ACTION ITEM:
Report each line of the data that includes the word "placement".

[Website and app data records]
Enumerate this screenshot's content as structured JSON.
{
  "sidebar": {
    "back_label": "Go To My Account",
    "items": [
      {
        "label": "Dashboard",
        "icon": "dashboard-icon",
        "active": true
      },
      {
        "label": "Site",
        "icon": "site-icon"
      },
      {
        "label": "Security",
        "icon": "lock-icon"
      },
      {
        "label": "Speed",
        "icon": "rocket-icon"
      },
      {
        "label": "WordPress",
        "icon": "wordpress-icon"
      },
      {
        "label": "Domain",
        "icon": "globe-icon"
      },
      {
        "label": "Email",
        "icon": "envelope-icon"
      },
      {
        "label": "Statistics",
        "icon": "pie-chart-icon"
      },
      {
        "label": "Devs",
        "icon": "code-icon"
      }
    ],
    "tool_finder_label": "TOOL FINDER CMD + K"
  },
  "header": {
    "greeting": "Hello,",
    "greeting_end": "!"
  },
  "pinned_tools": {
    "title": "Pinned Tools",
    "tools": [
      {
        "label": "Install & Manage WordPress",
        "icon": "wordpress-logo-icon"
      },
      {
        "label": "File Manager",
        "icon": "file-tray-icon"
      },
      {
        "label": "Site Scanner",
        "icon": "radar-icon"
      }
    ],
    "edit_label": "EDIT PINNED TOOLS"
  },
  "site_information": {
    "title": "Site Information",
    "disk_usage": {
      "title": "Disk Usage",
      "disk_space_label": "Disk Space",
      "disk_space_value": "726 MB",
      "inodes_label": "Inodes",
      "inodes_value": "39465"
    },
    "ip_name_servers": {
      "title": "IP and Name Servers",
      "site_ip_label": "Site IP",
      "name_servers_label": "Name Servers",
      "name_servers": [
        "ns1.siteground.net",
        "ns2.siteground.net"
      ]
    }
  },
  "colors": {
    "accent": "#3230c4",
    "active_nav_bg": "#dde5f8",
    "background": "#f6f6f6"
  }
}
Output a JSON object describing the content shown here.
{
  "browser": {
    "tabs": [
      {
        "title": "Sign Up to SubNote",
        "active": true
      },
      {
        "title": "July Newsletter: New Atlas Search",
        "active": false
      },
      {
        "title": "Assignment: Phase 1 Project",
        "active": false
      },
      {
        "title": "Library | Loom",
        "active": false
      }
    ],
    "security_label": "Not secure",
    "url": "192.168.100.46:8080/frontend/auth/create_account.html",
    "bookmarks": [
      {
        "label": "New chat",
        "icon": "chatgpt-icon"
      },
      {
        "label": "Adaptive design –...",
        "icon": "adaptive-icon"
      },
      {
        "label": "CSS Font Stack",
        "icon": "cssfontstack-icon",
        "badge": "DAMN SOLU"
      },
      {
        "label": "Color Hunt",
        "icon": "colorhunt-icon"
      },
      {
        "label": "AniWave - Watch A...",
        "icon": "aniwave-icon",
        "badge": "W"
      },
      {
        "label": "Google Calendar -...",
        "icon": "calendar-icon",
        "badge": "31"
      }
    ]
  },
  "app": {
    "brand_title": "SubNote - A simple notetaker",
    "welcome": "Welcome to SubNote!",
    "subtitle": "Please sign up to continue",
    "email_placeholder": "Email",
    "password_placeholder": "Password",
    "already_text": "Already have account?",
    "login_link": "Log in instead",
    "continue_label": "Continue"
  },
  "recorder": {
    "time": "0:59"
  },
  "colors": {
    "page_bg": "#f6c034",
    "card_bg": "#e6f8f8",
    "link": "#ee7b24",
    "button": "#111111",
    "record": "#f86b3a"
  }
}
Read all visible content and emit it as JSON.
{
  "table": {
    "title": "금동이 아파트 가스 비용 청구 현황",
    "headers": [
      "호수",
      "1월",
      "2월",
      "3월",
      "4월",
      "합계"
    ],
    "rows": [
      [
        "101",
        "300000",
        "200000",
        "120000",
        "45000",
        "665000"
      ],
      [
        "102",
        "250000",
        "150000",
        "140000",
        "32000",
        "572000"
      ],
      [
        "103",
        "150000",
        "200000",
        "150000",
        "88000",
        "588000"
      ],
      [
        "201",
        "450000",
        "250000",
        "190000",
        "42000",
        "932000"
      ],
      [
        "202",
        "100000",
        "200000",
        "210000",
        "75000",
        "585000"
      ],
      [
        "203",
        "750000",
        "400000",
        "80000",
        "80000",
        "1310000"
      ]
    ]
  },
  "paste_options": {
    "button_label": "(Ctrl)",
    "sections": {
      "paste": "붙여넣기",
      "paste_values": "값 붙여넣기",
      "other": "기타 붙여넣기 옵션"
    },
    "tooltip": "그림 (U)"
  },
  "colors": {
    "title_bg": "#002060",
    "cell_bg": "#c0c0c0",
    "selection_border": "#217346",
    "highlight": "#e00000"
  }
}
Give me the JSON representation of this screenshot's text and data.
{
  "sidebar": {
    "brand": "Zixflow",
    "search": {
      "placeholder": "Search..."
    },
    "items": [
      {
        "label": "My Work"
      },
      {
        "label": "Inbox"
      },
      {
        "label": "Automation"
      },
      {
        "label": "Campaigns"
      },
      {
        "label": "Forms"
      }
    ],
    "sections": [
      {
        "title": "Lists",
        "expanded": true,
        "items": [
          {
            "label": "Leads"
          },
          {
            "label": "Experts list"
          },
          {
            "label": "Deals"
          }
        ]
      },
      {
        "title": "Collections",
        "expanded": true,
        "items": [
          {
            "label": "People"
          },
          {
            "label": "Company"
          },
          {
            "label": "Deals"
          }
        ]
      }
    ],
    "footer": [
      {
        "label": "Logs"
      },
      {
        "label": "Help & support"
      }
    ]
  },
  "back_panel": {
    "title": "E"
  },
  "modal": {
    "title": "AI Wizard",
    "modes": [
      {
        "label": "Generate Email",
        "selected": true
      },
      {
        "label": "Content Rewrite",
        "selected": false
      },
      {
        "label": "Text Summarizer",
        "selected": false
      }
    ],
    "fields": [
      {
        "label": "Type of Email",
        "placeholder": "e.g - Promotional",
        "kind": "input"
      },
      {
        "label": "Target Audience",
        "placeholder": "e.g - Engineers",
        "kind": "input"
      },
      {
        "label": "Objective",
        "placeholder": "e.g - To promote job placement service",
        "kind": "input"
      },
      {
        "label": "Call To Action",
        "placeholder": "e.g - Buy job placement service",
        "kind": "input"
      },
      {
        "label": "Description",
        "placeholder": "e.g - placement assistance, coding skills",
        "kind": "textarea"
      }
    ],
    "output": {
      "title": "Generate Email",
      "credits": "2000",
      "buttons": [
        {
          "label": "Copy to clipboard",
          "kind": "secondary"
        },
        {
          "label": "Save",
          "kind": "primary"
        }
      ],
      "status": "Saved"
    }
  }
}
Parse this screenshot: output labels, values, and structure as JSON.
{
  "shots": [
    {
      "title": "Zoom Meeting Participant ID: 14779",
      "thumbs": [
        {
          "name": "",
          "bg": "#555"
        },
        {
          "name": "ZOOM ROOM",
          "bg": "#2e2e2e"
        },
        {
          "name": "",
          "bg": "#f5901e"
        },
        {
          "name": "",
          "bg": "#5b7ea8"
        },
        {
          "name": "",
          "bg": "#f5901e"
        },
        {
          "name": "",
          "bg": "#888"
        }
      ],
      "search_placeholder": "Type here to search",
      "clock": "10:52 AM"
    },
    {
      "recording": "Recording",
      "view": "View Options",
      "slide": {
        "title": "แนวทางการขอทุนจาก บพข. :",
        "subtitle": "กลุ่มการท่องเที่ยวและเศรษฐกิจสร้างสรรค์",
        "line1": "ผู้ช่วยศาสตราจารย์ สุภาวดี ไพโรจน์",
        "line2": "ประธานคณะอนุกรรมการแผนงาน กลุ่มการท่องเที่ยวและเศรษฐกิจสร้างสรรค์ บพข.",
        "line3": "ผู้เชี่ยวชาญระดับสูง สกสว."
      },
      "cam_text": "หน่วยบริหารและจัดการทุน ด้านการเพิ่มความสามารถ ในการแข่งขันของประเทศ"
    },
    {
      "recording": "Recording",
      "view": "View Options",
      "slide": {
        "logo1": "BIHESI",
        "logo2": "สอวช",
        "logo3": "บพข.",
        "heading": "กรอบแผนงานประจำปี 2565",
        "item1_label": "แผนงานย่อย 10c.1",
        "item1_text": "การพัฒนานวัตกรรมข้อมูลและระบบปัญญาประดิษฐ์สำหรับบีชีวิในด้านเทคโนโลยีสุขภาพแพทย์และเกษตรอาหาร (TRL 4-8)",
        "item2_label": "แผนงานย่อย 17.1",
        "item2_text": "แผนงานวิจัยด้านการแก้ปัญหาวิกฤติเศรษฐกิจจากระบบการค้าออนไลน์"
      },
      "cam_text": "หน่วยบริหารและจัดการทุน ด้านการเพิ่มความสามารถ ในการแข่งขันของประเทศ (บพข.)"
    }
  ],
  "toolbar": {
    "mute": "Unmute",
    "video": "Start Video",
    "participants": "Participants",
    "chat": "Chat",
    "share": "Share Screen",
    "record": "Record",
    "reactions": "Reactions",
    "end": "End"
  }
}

SOLVED EXERCISE:
        "placeholder": "e.g - To promote job placement service",
        "placeholder": "e.g - Buy job placement service",
        "placeholder": "e.g - placement assistance, coding skills",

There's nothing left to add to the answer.